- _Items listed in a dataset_
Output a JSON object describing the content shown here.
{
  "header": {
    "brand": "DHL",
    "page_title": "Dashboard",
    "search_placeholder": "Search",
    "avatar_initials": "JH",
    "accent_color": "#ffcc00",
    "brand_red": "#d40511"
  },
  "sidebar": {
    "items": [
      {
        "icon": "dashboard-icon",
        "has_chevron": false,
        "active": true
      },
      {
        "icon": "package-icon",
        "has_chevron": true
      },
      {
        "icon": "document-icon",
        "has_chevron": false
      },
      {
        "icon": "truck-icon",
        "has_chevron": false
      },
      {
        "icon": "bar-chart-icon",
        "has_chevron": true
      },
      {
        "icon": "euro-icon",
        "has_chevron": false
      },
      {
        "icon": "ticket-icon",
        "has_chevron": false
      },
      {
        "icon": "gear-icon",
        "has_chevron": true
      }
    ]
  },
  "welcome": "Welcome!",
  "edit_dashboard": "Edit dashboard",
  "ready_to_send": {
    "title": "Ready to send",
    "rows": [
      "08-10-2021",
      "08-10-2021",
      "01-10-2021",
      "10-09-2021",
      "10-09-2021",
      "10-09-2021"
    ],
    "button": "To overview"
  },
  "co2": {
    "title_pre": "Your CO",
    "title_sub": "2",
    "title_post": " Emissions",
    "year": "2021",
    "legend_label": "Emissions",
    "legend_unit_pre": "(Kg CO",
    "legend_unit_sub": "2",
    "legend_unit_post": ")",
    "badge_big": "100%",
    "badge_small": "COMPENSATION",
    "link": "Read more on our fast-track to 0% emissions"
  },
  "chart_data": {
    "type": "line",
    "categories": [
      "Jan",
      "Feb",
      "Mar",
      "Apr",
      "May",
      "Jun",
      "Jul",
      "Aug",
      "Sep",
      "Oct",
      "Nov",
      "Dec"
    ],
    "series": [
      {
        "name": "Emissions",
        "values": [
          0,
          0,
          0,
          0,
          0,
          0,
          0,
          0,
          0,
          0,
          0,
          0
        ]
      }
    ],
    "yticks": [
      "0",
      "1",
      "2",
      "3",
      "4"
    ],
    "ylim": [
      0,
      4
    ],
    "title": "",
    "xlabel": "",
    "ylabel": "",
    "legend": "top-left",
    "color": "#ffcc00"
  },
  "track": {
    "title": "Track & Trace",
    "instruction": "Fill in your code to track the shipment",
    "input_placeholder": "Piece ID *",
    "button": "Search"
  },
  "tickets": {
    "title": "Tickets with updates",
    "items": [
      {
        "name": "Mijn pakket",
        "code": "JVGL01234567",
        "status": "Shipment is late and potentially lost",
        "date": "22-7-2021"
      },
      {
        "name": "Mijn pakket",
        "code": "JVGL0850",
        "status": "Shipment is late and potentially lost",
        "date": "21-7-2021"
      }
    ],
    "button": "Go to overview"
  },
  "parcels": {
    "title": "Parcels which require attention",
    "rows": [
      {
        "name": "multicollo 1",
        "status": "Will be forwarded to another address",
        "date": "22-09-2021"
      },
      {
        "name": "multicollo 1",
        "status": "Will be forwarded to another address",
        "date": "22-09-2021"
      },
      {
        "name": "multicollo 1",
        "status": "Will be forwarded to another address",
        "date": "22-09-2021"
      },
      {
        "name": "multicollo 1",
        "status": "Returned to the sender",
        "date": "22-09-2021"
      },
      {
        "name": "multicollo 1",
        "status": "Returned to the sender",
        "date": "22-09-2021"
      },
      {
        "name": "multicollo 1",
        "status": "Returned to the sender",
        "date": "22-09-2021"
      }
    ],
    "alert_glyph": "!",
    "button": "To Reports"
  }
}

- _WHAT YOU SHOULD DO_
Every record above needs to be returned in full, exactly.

- _REPLY TO THE TASK_
Output a JSON object describing the content shown here.
{
  "header": {
    "brand": "DHL",
    "page_title": "Dashboard",
    "search_placeholder": "Search",
    "avatar_initials": "JH",
    "accent_color": "#ffcc00",
    "brand_red": "#d40511"
  },
  "sidebar": {
    "items": [
      {
        "icon": "dashboard-icon",
        "has_chevron": false,
        "active": true
      },
      {
        "icon": "package-icon",
        "has_chevron": true
      },
      {
        "icon": "document-icon",
        "has_chevron": false
      },
      {
        "icon": "truck-icon",
        "has_chevron": false
      },
      {
        "icon": "bar-chart-icon",
        "has_chevron": true
      },
      {
        "icon": "euro-icon",
        "has_chevron": false
      },
      {
        "icon": "ticket-icon",
        "has_chevron": false
      },
      {
        "icon": "gear-icon",
        "has_chevron": true
      }
    ]
  },
  "welcome": "Welcome!",
  "edit_dashboard": "Edit dashboard",
  "ready_to_send": {
    "title": "Ready to send",
    "rows": [
      "08-10-2021",
      "08-10-2021",
      "01-10-2021",
      "10-09-2021",
      "10-09-2021",
      "10-09-2021"
    ],
    "button": "To overview"
  },
  "co2": {
    "title_pre": "Your CO",
    "title_sub": "2",
    "title_post": " Emissions",
    "year": "2021",
    "legend_label": "Emissions",
    "legend_unit_pre": "(Kg CO",
    "legend_unit_sub": "2",
    "legend_unit_post": ")",
    "badge_big": "100%",
    "badge_small": "COMPENSATION",
    "link": "Read more on our fast-track to 0% emissions"
  },
  "chart_data": {
    "type": "line",
    "categories": [
      "Jan",
      "Feb",
      "Mar",
      "Apr",
      "May",
      "Jun",
      "Jul",
      "Aug",
      "Sep",
      "Oct",
      "Nov",
      "Dec"
    ],
    "series": [
      {
        "name": "Emissions",
        "values": [
          0,
          0,
          0,
          0,
          0,
          0,
          0,
          0,
          0,
          0,
          0,
          0
        ]
      }
    ],
    "yticks": [
      "0",
      "1",
      "2",
      "3",
      "4"
    ],
    "ylim": [
      0,
      4
    ],
    "title": "",
    "xlabel": "",
    "ylabel": "",
    "legend": "top-left",
    "color": "#ffcc00"
  },
  "track": {
    "title": "Track & Trace",
    "instruction": "Fill in your code to track the shipment",
    "input_placeholder": "Piece ID *",
    "button": "Search"
  },
  "tickets": {
    "title": "Tickets with updates",
    "items": [
      {
        "name": "Mijn pakket",
        "code": "JVGL01234567",
        "status": "Shipment is late and potentially lost",
        "date": "22-7-2021"
      },
      {
        "name": "Mijn pakket",
        "code": "JVGL0850",
        "status": "Shipment is late and potentially lost",
        "date": "21-7-2021"
      }
    ],
    "button": "Go to overview"
  },
  "parcels": {
    "title": "Parcels which require attention",
    "rows": [
      {
        "name": "multicollo 1",
        "status": "Will be forwarded to another address",
        "date": "22-09-2021"
      },
      {
        "name": "multicollo 1",
        "status": "Will be forwarded to another address",
        "date": "22-09-2021"
      },
      {
        "name": "multicollo 1",
        "status": "Will be forwarded to another address",
        "date": "22-09-2021"
      },
      {
        "name": "multicollo 1",
        "status": "Returned to the sender",
        "date": "22-09-2021"
      },
      {
        "name": "multicollo 1",
        "status": "Returned to the sender",
        "date": "22-09-2021"
      },
      {
        "name": "multicollo 1",
        "status": "Returned to the sender",
        "date": "22-09-2021"
      }
    ],
    "alert_glyph": "!",
    "button": "To Reports"
  }
}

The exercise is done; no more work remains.